What you should do - Copy every entry below verbatim, except for images.

Available records -
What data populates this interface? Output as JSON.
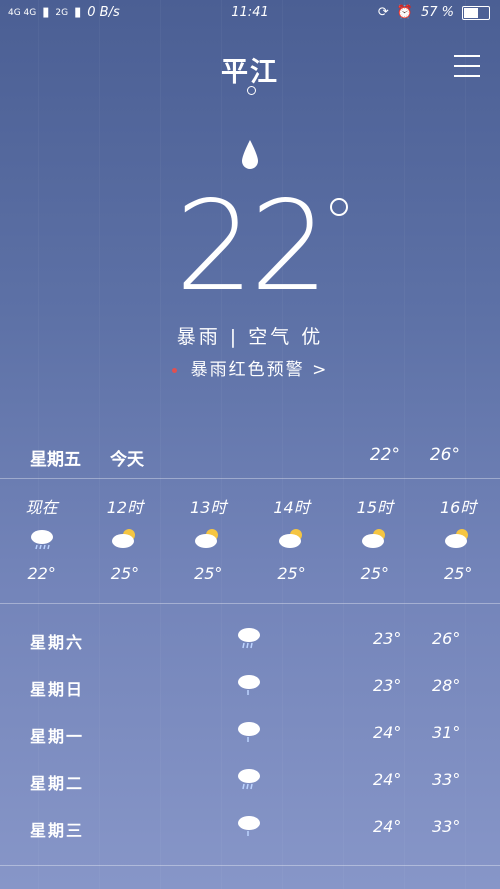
{
  "status_bar": {
    "network": "4G 4G",
    "network2": "2G",
    "speed": "0 B/s",
    "time": "11:41",
    "battery": "57 %"
  },
  "city": "平江",
  "current": {
    "temperature": "22",
    "condition": "暴雨 | 空气 优",
    "alert": "暴雨红色预警 >"
  },
  "today": {
    "day": "星期五",
    "label": "今天",
    "low": "22°",
    "high": "26°"
  },
  "hourly": [
    {
      "time": "现在",
      "icon": "rain-cloud",
      "temp": "22°"
    },
    {
      "time": "12时",
      "icon": "partly-cloudy",
      "temp": "25°"
    },
    {
      "time": "13时",
      "icon": "partly-cloudy",
      "temp": "25°"
    },
    {
      "time": "14时",
      "icon": "partly-cloudy",
      "temp": "25°"
    },
    {
      "time": "15时",
      "icon": "partly-cloudy",
      "temp": "25°"
    },
    {
      "time": "16时",
      "icon": "partly-cloudy",
      "temp": "25°"
    }
  ],
  "daily": [
    {
      "day": "星期六",
      "icon": "heavy-rain-cloud",
      "low": "23°",
      "high": "26°"
    },
    {
      "day": "星期日",
      "icon": "light-rain-cloud",
      "low": "23°",
      "high": "28°"
    },
    {
      "day": "星期一",
      "icon": "light-rain-cloud",
      "low": "24°",
      "high": "31°"
    },
    {
      "day": "星期二",
      "icon": "heavy-rain-cloud",
      "low": "24°",
      "high": "33°"
    },
    {
      "day": "星期三",
      "icon": "light-rain-cloud",
      "low": "24°",
      "high": "33°"
    }
  ],
  "colors": {
    "bg_top": "#4b5f94",
    "bg_bottom": "#8796c8",
    "alert_dot": "#e05050",
    "sun": "#f5c542"
  }
}
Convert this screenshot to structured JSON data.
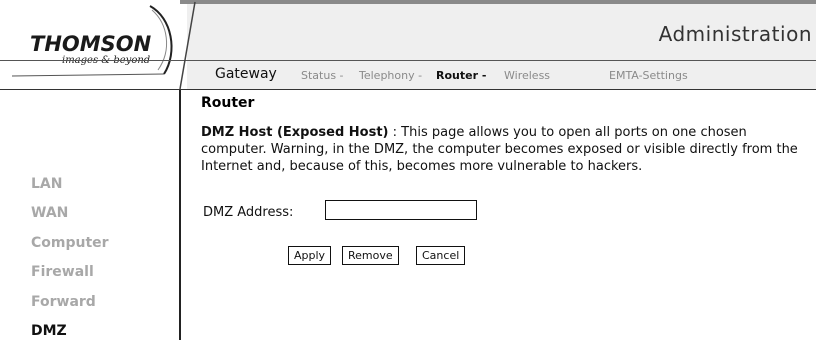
{
  "brand": {
    "name": "THOMSON",
    "tagline": "images & beyond"
  },
  "header": {
    "title": "Administration"
  },
  "nav": {
    "gateway": "Gateway",
    "items": [
      {
        "label": "Status -",
        "active": false
      },
      {
        "label": "Telephony -",
        "active": false
      },
      {
        "label": "Router -",
        "active": true
      },
      {
        "label": "Wireless",
        "active": false
      },
      {
        "label": "EMTA-Settings",
        "active": false
      }
    ]
  },
  "sidebar": {
    "items": [
      {
        "label": "LAN",
        "active": false
      },
      {
        "label": "WAN",
        "active": false
      },
      {
        "label": "Computer",
        "active": false
      },
      {
        "label": "Firewall",
        "active": false
      },
      {
        "label": "Forward",
        "active": false
      },
      {
        "label": "DMZ",
        "active": true
      }
    ]
  },
  "content": {
    "title": "Router",
    "desc_bold": "DMZ Host (Exposed Host)",
    "desc_text": " : This page allows you to open all ports on one chosen computer. Warning, in the DMZ, the computer becomes exposed or visible directly from the Internet and, because of this, becomes more vulnerable to hackers.",
    "dmz_label": "DMZ Address:",
    "dmz_value": "",
    "buttons": {
      "apply": "Apply",
      "remove": "Remove",
      "cancel": "Cancel"
    }
  },
  "colors": {
    "header_bg": "#efefef",
    "inactive_text": "#a8a8a8",
    "rule": "#222222"
  }
}
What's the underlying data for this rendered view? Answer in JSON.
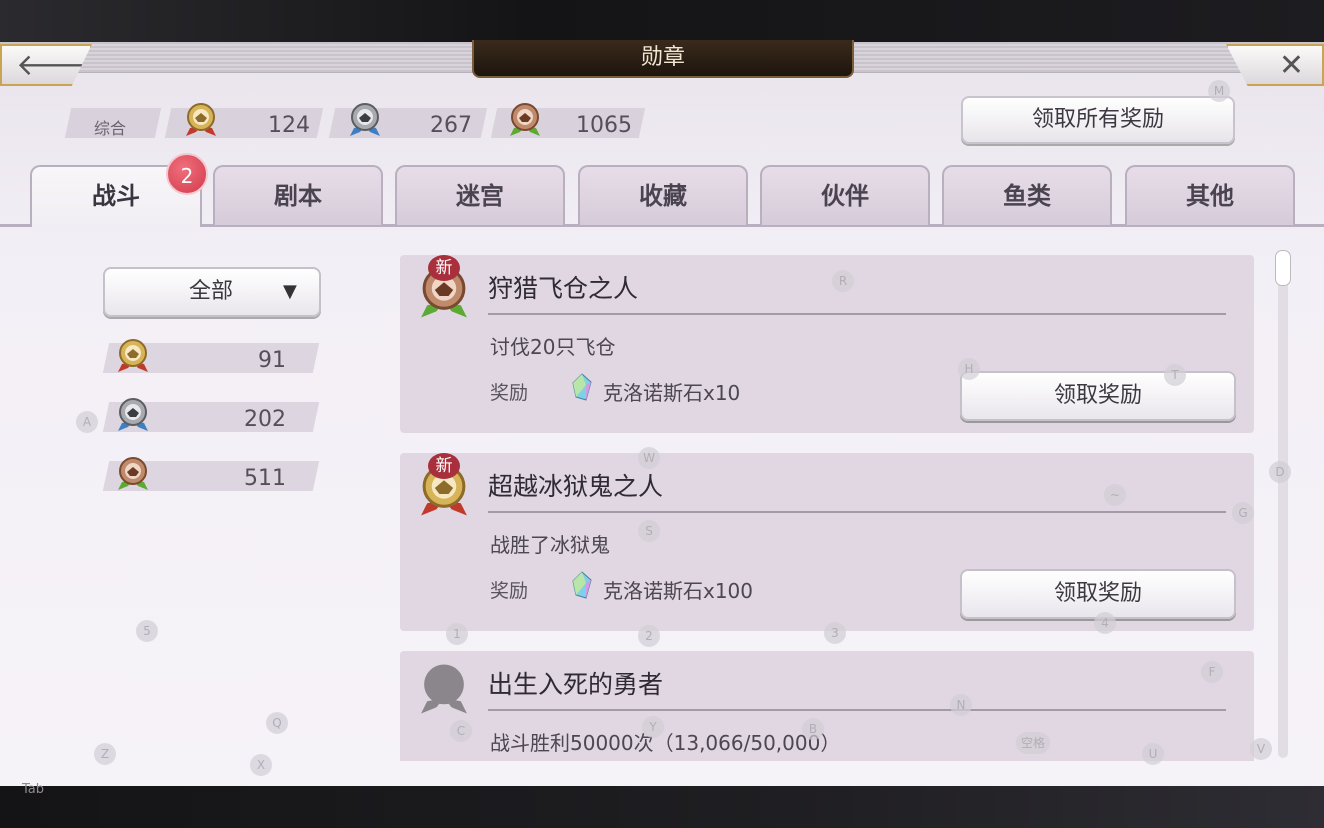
{
  "window": {
    "title": "勋章"
  },
  "nav": {
    "back_icon": "arrow-left-icon",
    "close_icon": "close-icon",
    "back_glyph": "🡐",
    "close_glyph": "✕"
  },
  "stats": {
    "label": "综合",
    "gold": "124",
    "silver": "267",
    "bronze": "1065"
  },
  "claim_all_label": "领取所有奖励",
  "tabs": [
    {
      "label": "战斗",
      "active": true
    },
    {
      "label": "剧本"
    },
    {
      "label": "迷宫"
    },
    {
      "label": "收藏"
    },
    {
      "label": "伙伴"
    },
    {
      "label": "鱼类"
    },
    {
      "label": "其他"
    }
  ],
  "tab_badge": "2",
  "filter": {
    "selected": "全部",
    "caret": "▼"
  },
  "side_counts": {
    "gold": "91",
    "silver": "202",
    "bronze": "511"
  },
  "achievements": [
    {
      "new_tag": "新",
      "title": "狩猎飞仓之人",
      "desc": "讨伐20只飞仓",
      "reward_label": "奖励",
      "reward_item": "克洛诺斯石x10",
      "claim_label": "领取奖励",
      "medal": "bronze"
    },
    {
      "new_tag": "新",
      "title": "超越冰狱鬼之人",
      "desc": "战胜了冰狱鬼",
      "reward_label": "奖励",
      "reward_item": "克洛诺斯石x100",
      "claim_label": "领取奖励",
      "medal": "gold"
    },
    {
      "title": "出生入死的勇者",
      "desc": "战斗胜利50000次（13,066/50,000）",
      "medal": "locked"
    }
  ],
  "overlay_keys": [
    "M",
    "R",
    "H",
    "T",
    "A",
    "W",
    "D",
    "G",
    "S",
    "~",
    "5",
    "1",
    "2",
    "3",
    "4",
    "F",
    "Q",
    "C",
    "Y",
    "B",
    "N",
    "空格",
    "U",
    "Z",
    "X",
    "V"
  ],
  "tab_key_label": "Tab",
  "colors": {
    "gold_medal": "#d8b458",
    "silver_medal": "#a9aab0",
    "bronze_medal": "#c08a6c",
    "red_ribbon": "#c03a2c",
    "blue_ribbon": "#3d7fc4",
    "green_ribbon": "#5caa34",
    "badge_red": "#d9404f",
    "title_plate": "#2a1d12"
  }
}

Written response -
What data populates this interface? Output as JSON.
{
  "status_bar": {
    "network": "4G 4G",
    "network2": "2G",
    "speed": "0 B/s",
    "time": "11:41",
    "battery": "57 %"
  },
  "city": "平江",
  "current": {
    "temperature": "22",
    "condition": "暴雨 | 空气 优",
    "alert": "暴雨红色预警 >"
  },
  "today": {
    "day": "星期五",
    "label": "今天",
    "low": "22°",
    "high": "26°"
  },
  "hourly": [
    {
      "time": "现在",
      "icon": "rain-cloud",
      "temp": "22°"
    },
    {
      "time": "12时",
      "icon": "partly-cloudy",
      "temp": "25°"
    },
    {
      "time": "13时",
      "icon": "partly-cloudy",
      "temp": "25°"
    },
    {
      "time": "14时",
      "icon": "partly-cloudy",
      "temp": "25°"
    },
    {
      "time": "15时",
      "icon": "partly-cloudy",
      "temp": "25°"
    },
    {
      "time": "16时",
      "icon": "partly-cloudy",
      "temp": "25°"
    }
  ],
  "daily": [
    {
      "day": "星期六",
      "icon": "heavy-rain-cloud",
      "low": "23°",
      "high": "26°"
    },
    {
      "day": "星期日",
      "icon": "light-rain-cloud",
      "low": "23°",
      "high": "28°"
    },
    {
      "day": "星期一",
      "icon": "light-rain-cloud",
      "low": "24°",
      "high": "31°"
    },
    {
      "day": "星期二",
      "icon": "heavy-rain-cloud",
      "low": "24°",
      "high": "33°"
    },
    {
      "day": "星期三",
      "icon": "light-rain-cloud",
      "low": "24°",
      "high": "33°"
    }
  ],
  "colors": {
    "bg_top": "#4b5f94",
    "bg_bottom": "#8796c8",
    "alert_dot": "#e05050",
    "sun": "#f5c542"
  }
}
Convert this screenshot to structured JSON data.
{
  "brand": {
    "name": "THOMSON",
    "tagline": "images & beyond"
  },
  "header": {
    "title": "Administration"
  },
  "nav": {
    "gateway": "Gateway",
    "items": [
      {
        "label": "Status -",
        "active": false
      },
      {
        "label": "Telephony -",
        "active": false
      },
      {
        "label": "Router -",
        "active": true
      },
      {
        "label": "Wireless",
        "active": false
      },
      {
        "label": "EMTA-Settings",
        "active": false
      }
    ]
  },
  "sidebar": {
    "items": [
      {
        "label": "LAN",
        "active": false
      },
      {
        "label": "WAN",
        "active": false
      },
      {
        "label": "Computer",
        "active": false
      },
      {
        "label": "Firewall",
        "active": false
      },
      {
        "label": "Forward",
        "active": false
      },
      {
        "label": "DMZ",
        "active": true
      }
    ]
  },
  "content": {
    "title": "Router",
    "desc_bold": "DMZ Host (Exposed Host)",
    "desc_text": " : This page allows you to open all ports on one chosen computer. Warning, in the DMZ, the computer becomes exposed or visible directly from the Internet and, because of this, becomes more vulnerable to hackers.",
    "dmz_label": "DMZ Address:",
    "dmz_value": "",
    "buttons": {
      "apply": "Apply",
      "remove": "Remove",
      "cancel": "Cancel"
    }
  },
  "colors": {
    "header_bg": "#efefef",
    "inactive_text": "#a8a8a8",
    "rule": "#222222"
  }
}
What's the underlying data for this rendered view? Answer in JSON.
{
  "window": {
    "title": "勋章"
  },
  "nav": {
    "back_icon": "arrow-left-icon",
    "close_icon": "close-icon",
    "back_glyph": "🡐",
    "close_glyph": "✕"
  },
  "stats": {
    "label": "综合",
    "gold": "124",
    "silver": "267",
    "bronze": "1065"
  },
  "claim_all_label": "领取所有奖励",
  "tabs": [
    {
      "label": "战斗",
      "active": true
    },
    {
      "label": "剧本"
    },
    {
      "label": "迷宫"
    },
    {
      "label": "收藏"
    },
    {
      "label": "伙伴"
    },
    {
      "label": "鱼类"
    },
    {
      "label": "其他"
    }
  ],
  "tab_badge": "2",
  "filter": {
    "selected": "全部",
    "caret": "▼"
  },
  "side_counts": {
    "gold": "91",
    "silver": "202",
    "bronze": "511"
  },
  "achievements": [
    {
      "new_tag": "新",
      "title": "狩猎飞仓之人",
      "desc": "讨伐20只飞仓",
      "reward_label": "奖励",
      "reward_item": "克洛诺斯石x10",
      "claim_label": "领取奖励",
      "medal": "bronze"
    },
    {
      "new_tag": "新",
      "title": "超越冰狱鬼之人",
      "desc": "战胜了冰狱鬼",
      "reward_label": "奖励",
      "reward_item": "克洛诺斯石x100",
      "claim_label": "领取奖励",
      "medal": "gold"
    },
    {
      "title": "出生入死的勇者",
      "desc": "战斗胜利50000次（13,066/50,000）",
      "medal": "locked"
    }
  ],
  "overlay_keys": [
    "M",
    "R",
    "H",
    "T",
    "A",
    "W",
    "D",
    "G",
    "S",
    "~",
    "5",
    "1",
    "2",
    "3",
    "4",
    "F",
    "Q",
    "C",
    "Y",
    "B",
    "N",
    "空格",
    "U",
    "Z",
    "X",
    "V"
  ],
  "tab_key_label": "Tab",
  "colors": {
    "gold_medal": "#d8b458",
    "silver_medal": "#a9aab0",
    "bronze_medal": "#c08a6c",
    "red_ribbon": "#c03a2c",
    "blue_ribbon": "#3d7fc4",
    "green_ribbon": "#5caa34",
    "badge_red": "#d9404f",
    "title_plate": "#2a1d12"
  }
}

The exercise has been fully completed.